BEGIN
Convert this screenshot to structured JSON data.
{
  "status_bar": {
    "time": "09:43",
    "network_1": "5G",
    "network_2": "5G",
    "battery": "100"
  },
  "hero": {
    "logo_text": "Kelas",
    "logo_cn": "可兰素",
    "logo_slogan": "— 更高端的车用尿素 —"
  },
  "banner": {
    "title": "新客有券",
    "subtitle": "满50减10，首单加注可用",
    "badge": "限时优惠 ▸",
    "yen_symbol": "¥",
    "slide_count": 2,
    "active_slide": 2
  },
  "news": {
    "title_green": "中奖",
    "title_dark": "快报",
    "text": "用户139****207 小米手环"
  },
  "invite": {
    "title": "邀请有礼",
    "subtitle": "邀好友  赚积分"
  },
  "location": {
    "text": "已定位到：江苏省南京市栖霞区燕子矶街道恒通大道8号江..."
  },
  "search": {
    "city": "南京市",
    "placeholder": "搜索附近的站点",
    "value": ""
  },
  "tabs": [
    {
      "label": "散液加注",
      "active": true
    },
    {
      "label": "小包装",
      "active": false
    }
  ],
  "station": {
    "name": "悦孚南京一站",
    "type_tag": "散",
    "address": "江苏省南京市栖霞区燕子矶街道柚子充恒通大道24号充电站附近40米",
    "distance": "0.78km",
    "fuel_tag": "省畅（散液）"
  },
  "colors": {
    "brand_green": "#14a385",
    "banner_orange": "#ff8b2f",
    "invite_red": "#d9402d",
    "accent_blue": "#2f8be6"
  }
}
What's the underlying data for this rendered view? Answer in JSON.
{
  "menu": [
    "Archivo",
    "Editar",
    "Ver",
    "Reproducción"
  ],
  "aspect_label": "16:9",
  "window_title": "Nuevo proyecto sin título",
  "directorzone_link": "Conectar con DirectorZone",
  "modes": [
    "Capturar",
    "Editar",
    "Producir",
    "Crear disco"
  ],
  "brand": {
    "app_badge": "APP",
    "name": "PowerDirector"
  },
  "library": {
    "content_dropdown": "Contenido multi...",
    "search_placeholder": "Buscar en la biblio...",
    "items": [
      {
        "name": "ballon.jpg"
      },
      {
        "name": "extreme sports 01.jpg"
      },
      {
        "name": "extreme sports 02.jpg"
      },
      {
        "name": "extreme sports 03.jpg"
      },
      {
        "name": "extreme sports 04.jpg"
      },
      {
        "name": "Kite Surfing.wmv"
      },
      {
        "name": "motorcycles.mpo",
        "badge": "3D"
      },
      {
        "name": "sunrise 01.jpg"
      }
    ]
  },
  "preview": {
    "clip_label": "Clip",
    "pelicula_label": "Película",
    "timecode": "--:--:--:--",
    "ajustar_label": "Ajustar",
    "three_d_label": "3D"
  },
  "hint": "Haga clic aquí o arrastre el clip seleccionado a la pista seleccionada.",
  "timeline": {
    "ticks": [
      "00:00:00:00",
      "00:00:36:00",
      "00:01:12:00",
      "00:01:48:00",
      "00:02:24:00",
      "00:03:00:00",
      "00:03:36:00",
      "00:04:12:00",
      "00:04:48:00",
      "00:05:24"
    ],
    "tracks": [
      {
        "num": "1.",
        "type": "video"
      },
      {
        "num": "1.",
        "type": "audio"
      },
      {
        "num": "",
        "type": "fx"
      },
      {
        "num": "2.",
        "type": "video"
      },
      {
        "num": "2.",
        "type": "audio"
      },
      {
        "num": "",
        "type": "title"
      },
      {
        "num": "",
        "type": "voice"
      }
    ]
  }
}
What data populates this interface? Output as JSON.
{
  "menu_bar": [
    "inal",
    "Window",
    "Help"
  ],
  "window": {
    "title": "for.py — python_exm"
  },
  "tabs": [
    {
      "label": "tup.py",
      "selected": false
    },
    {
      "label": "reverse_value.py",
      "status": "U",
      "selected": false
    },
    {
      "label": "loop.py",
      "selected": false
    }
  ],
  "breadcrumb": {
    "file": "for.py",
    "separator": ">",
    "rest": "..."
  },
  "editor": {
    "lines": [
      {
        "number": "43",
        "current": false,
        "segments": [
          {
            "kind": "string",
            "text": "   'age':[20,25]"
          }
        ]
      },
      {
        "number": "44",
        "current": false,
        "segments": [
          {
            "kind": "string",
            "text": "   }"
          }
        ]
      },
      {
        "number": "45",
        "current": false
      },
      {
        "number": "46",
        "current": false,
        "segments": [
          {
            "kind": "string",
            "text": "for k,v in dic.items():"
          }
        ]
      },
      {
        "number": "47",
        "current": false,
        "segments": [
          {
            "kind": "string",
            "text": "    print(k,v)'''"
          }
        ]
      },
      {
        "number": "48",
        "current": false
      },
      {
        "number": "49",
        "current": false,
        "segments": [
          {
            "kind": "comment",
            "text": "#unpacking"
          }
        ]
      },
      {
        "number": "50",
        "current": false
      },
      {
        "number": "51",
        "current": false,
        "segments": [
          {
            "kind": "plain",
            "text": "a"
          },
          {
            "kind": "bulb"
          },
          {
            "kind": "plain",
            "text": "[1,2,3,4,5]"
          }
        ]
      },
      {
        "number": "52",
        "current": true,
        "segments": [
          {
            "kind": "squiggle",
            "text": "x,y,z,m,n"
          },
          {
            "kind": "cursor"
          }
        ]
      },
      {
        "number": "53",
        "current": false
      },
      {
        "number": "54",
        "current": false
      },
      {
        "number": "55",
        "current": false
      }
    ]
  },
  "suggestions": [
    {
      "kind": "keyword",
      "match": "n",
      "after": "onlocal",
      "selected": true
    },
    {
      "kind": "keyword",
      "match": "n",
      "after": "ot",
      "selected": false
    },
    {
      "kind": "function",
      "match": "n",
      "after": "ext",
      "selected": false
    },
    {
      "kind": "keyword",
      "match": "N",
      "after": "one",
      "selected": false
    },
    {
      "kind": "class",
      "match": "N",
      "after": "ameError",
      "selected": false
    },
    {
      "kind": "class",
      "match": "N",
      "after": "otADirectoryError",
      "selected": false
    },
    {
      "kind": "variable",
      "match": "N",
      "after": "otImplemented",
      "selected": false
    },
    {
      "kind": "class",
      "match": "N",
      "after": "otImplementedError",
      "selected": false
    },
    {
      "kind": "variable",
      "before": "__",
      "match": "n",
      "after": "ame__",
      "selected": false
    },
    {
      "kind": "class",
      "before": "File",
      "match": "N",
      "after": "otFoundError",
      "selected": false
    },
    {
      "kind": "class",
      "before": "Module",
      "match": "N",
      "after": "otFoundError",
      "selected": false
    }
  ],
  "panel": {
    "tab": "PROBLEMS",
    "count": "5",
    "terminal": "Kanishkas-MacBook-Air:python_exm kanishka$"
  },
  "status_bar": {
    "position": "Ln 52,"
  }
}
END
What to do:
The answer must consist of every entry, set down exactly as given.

Reply to the exercise:
Convert this screenshot to structured JSON data.
{
  "status_bar": {
    "time": "09:43",
    "network_1": "5G",
    "network_2": "5G",
    "battery": "100"
  },
  "hero": {
    "logo_text": "Kelas",
    "logo_cn": "可兰素",
    "logo_slogan": "— 更高端的车用尿素 —"
  },
  "banner": {
    "title": "新客有券",
    "subtitle": "满50减10，首单加注可用",
    "badge": "限时优惠 ▸",
    "yen_symbol": "¥",
    "slide_count": 2,
    "active_slide": 2
  },
  "news": {
    "title_green": "中奖",
    "title_dark": "快报",
    "text": "用户139****207 小米手环"
  },
  "invite": {
    "title": "邀请有礼",
    "subtitle": "邀好友  赚积分"
  },
  "location": {
    "text": "已定位到：江苏省南京市栖霞区燕子矶街道恒通大道8号江..."
  },
  "search": {
    "city": "南京市",
    "placeholder": "搜索附近的站点",
    "value": ""
  },
  "tabs": [
    {
      "label": "散液加注",
      "active": true
    },
    {
      "label": "小包装",
      "active": false
    }
  ],
  "station": {
    "name": "悦孚南京一站",
    "type_tag": "散",
    "address": "江苏省南京市栖霞区燕子矶街道柚子充恒通大道24号充电站附近40米",
    "distance": "0.78km",
    "fuel_tag": "省畅（散液）"
  },
  "colors": {
    "brand_green": "#14a385",
    "banner_orange": "#ff8b2f",
    "invite_red": "#d9402d",
    "accent_blue": "#2f8be6"
  }
}
What's the underlying data for this rendered view? Answer in JSON.
{
  "menu": [
    "Archivo",
    "Editar",
    "Ver",
    "Reproducción"
  ],
  "aspect_label": "16:9",
  "window_title": "Nuevo proyecto sin título",
  "directorzone_link": "Conectar con DirectorZone",
  "modes": [
    "Capturar",
    "Editar",
    "Producir",
    "Crear disco"
  ],
  "brand": {
    "app_badge": "APP",
    "name": "PowerDirector"
  },
  "library": {
    "content_dropdown": "Contenido multi...",
    "search_placeholder": "Buscar en la biblio...",
    "items": [
      {
        "name": "ballon.jpg"
      },
      {
        "name": "extreme sports 01.jpg"
      },
      {
        "name": "extreme sports 02.jpg"
      },
      {
        "name": "extreme sports 03.jpg"
      },
      {
        "name": "extreme sports 04.jpg"
      },
      {
        "name": "Kite Surfing.wmv"
      },
      {
        "name": "motorcycles.mpo",
        "badge": "3D"
      },
      {
        "name": "sunrise 01.jpg"
      }
    ]
  },
  "preview": {
    "clip_label": "Clip",
    "pelicula_label": "Película",
    "timecode": "--:--:--:--",
    "ajustar_label": "Ajustar",
    "three_d_label": "3D"
  },
  "hint": "Haga clic aquí o arrastre el clip seleccionado a la pista seleccionada.",
  "timeline": {
    "ticks": [
      "00:00:00:00",
      "00:00:36:00",
      "00:01:12:00",
      "00:01:48:00",
      "00:02:24:00",
      "00:03:00:00",
      "00:03:36:00",
      "00:04:12:00",
      "00:04:48:00",
      "00:05:24"
    ],
    "tracks": [
      {
        "num": "1.",
        "type": "video"
      },
      {
        "num": "1.",
        "type": "audio"
      },
      {
        "num": "",
        "type": "fx"
      },
      {
        "num": "2.",
        "type": "video"
      },
      {
        "num": "2.",
        "type": "audio"
      },
      {
        "num": "",
        "type": "title"
      },
      {
        "num": "",
        "type": "voice"
      }
    ]
  }
}
What data populates this interface? Output as JSON.
{
  "menu_bar": [
    "inal",
    "Window",
    "Help"
  ],
  "window": {
    "title": "for.py — python_exm"
  },
  "tabs": [
    {
      "label": "tup.py",
      "selected": false
    },
    {
      "label": "reverse_value.py",
      "status": "U",
      "selected": false
    },
    {
      "label": "loop.py",
      "selected": false
    }
  ],
  "breadcrumb": {
    "file": "for.py",
    "separator": ">",
    "rest": "..."
  },
  "editor": {
    "lines": [
      {
        "number": "43",
        "current": false,
        "segments": [
          {
            "kind": "string",
            "text": "   'age':[20,25]"
          }
        ]
      },
      {
        "number": "44",
        "current": false,
        "segments": [
          {
            "kind": "string",
            "text": "   }"
          }
        ]
      },
      {
        "number": "45",
        "current": false
      },
      {
        "number": "46",
        "current": false,
        "segments": [
          {
            "kind": "string",
            "text": "for k,v in dic.items():"
          }
        ]
      },
      {
        "number": "47",
        "current": false,
        "segments": [
          {
            "kind": "string",
            "text": "    print(k,v)'''"
          }
        ]
      },
      {
        "number": "48",
        "current": false
      },
      {
        "number": "49",
        "current": false,
        "segments": [
          {
            "kind": "comment",
            "text": "#unpacking"
          }
        ]
      },
      {
        "number": "50",
        "current": false
      },
      {
        "number": "51",
        "current": false,
        "segments": [
          {
            "kind": "plain",
            "text": "a"
          },
          {
            "kind": "bulb"
          },
          {
            "kind": "plain",
            "text": "[1,2,3,4,5]"
          }
        ]
      },
      {
        "number": "52",
        "current": true,
        "segments": [
          {
            "kind": "squiggle",
            "text": "x,y,z,m,n"
          },
          {
            "kind": "cursor"
          }
        ]
      },
      {
        "number": "53",
        "current": false
      },
      {
        "number": "54",
        "current": false
      },
      {
        "number": "55",
        "current": false
      }
    ]
  },
  "suggestions": [
    {
      "kind": "keyword",
      "match": "n",
      "after": "onlocal",
      "selected": true
    },
    {
      "kind": "keyword",
      "match": "n",
      "after": "ot",
      "selected": false
    },
    {
      "kind": "function",
      "match": "n",
      "after": "ext",
      "selected": false
    },
    {
      "kind": "keyword",
      "match": "N",
      "after": "one",
      "selected": false
    },
    {
      "kind": "class",
      "match": "N",
      "after": "ameError",
      "selected": false
    },
    {
      "kind": "class",
      "match": "N",
      "after": "otADirectoryError",
      "selected": false
    },
    {
      "kind": "variable",
      "match": "N",
      "after": "otImplemented",
      "selected": false
    },
    {
      "kind": "class",
      "match": "N",
      "after": "otImplementedError",
      "selected": false
    },
    {
      "kind": "variable",
      "before": "__",
      "match": "n",
      "after": "ame__",
      "selected": false
    },
    {
      "kind": "class",
      "before": "File",
      "match": "N",
      "after": "otFoundError",
      "selected": false
    },
    {
      "kind": "class",
      "before": "Module",
      "match": "N",
      "after": "otFoundError",
      "selected": false
    }
  ],
  "panel": {
    "tab": "PROBLEMS",
    "count": "5",
    "terminal": "Kanishkas-MacBook-Air:python_exm kanishka$"
  },
  "status_bar": {
    "position": "Ln 52,"
  }
}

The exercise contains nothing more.